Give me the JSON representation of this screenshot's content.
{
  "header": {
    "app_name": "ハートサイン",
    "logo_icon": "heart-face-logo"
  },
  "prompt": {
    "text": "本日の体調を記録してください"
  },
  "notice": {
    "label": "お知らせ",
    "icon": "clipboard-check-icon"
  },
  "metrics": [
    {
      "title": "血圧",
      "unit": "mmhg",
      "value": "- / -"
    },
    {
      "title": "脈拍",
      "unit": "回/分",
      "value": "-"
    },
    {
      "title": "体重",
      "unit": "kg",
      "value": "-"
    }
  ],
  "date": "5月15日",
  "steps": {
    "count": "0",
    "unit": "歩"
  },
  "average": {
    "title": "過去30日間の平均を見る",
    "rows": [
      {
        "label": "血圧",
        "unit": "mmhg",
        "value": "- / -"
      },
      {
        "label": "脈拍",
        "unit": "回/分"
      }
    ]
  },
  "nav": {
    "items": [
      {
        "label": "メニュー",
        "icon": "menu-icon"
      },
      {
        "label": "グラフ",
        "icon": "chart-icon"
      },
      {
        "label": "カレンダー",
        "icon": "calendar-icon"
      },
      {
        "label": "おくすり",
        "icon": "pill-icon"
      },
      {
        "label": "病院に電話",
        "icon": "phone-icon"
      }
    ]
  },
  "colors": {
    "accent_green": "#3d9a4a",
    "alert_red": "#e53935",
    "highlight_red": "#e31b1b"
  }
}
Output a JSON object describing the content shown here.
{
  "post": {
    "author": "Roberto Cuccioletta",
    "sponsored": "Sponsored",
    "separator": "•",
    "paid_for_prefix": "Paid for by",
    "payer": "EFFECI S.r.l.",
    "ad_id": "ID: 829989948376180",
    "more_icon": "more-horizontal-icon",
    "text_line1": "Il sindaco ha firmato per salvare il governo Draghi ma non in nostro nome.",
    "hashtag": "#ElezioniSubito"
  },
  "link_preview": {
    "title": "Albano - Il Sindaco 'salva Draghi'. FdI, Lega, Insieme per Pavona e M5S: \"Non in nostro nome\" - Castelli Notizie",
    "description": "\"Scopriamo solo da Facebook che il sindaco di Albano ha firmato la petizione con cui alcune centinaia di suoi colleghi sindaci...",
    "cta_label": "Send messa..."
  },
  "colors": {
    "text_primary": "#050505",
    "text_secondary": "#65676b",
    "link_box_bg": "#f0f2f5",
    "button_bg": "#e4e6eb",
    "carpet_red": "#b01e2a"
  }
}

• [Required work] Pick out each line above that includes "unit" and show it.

• [Your response]
      "unit": "mmhg",
      "unit": "回/分",
      "unit": "kg",
    "unit": "歩"
        "unit": "mmhg",
        "unit": "回/分"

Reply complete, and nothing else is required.